Practicing social distancing translates to a lot of together time at home for families right now. Finding things to do to pass the time can be challenging. 

One thing my family really enjoys doing together is playing games. Every summer, we stay at the YMCA in the Rockies every summer, and we always pack a bag full of our current favorites to enjoy at the end of a day of hiking or to keep us occupied if it rains. We find that playing games can pass the time and keep everyone entertained for hours. 

I have compiled a list below of the games my family plays and put an asterisk by the ones that are family favorites in case people need additional things to do to fill the time at home right now.

Card games:

  • 7 Ate 9* (ages 8+) - A fast-paced and short card game that requires quick thinking.
  • Anomia (ages 10+) – People face off and race to provide an example from the given category.
  • Blink (ages 7+) – Similar to 7 Ate 9 but with symbols and colors instead of numbers.
  • Five Crowns* (ages 8+) (junior version available) - A five-suit rummy-style card game. 
  • Phase 10* (ages 7+) - The person who completes 10 varied phases first wins.
  • Rat-a-Tat-Cat* (ages 6+) – This game relies on suspense, strategy, and memory.
  • SET (ages 6+) – Players race to find sets of cards.
Burnett family

The Burnett family enjoys playing games together, such as Forbidden Island (pictured), a great activity especially while social distancing measures are in effect.

Board games and miscellaneous games:

  • Azul (8+) – A tile-placement game where players compete to place the most tiles and arrange them on their boards.
  • Bananagrams (7+) – Players race against each other to build crossword grids and use all of their letter tiles first.
  • Blokus (7+) – Players take turns placing pieces on a board – each piece must touch a piece of the same color but only at the corners – until they can no longer play.
  • Codenames* (12+) – Spymasters give one-word clues that point to their words on the board, and their teammates try to guess the right ones while avoiding the other team’s words and the assassin.
  • Forbidden Island (10+) – A cooperative game where players must work together to capture treasures and leave the island before it sinks.
  • Qwixx* (8+) – A dice game where players compete to get the most points by crossing off numbers from the die rolls.
  • Qwirkle* (6+) - Players build lines of tiles that are the same color and shape with no duplicates.
  • Sequence (7+) – Players play cards to place chips on the corresponding spaces on the board to try and get 5 in a row.
  • Sorry* (6+) – Players rush to be the first player to get all four pawns around the board and to their home base.
  • Ticket to Ride (additional add-on packs available) (8+) - This game is a cross-country adventure in which players collect and play matching train cards to claim railway routes connecting cities in North America.

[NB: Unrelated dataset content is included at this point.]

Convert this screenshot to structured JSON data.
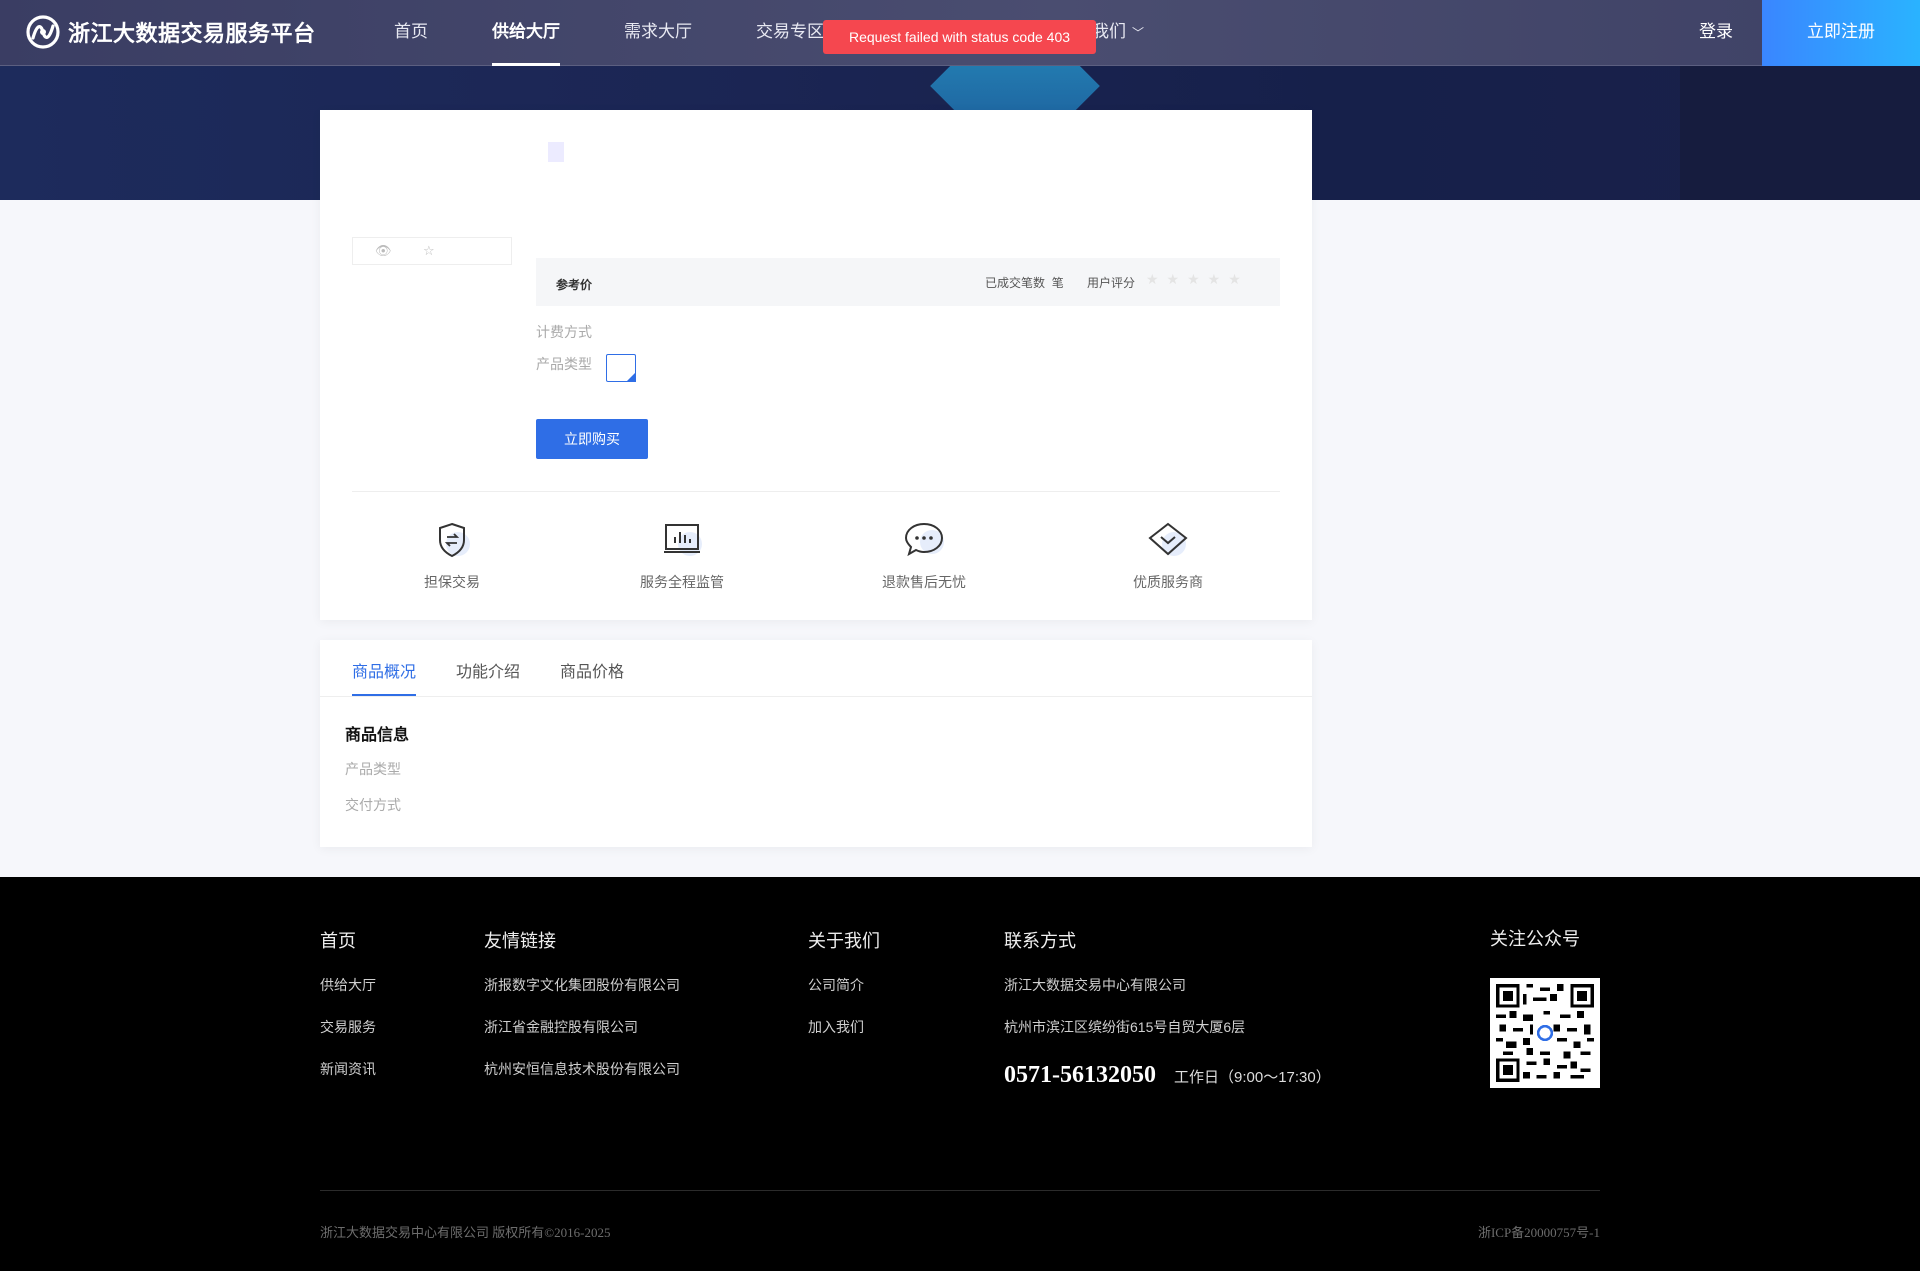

Party games:

  • Apples to Apples* (12+) (junior version available) – Players seek to make the best match to the judge’s description card.
  • Catch Phrase (12+) – A fast-paced game where players pass the game unit around, and no one wants to be stuck holding it when the time is up.
  • Chunky Monkey in the Middle* (10+) – Players rush to be the first to grab the monkey and fill in the blank with their best guess.
  • Scattegories* (12+) – Players or teams compete to write the most words in each category starting with a particular letter.
  • Yahtzee (8+) – Players roll 5 dice and try to complete their score sheet with the most points.

And of course, I cannot end this article without a book suggestion. Several years ago, Tristan Donovan wrote a book called It’s All a Game: The History of Board Games from Monopoly to Settlers of Catan in which he provides the history of certain popular games and some fascinating details about each of those games. It was a fun read.

Here’s to spending quality family time together while staying at home. 

To leave a comment, please log in or create an account with The Buzz Magazines, Disqus, Facebook, Twitter or Google+. Or you may post as a guest.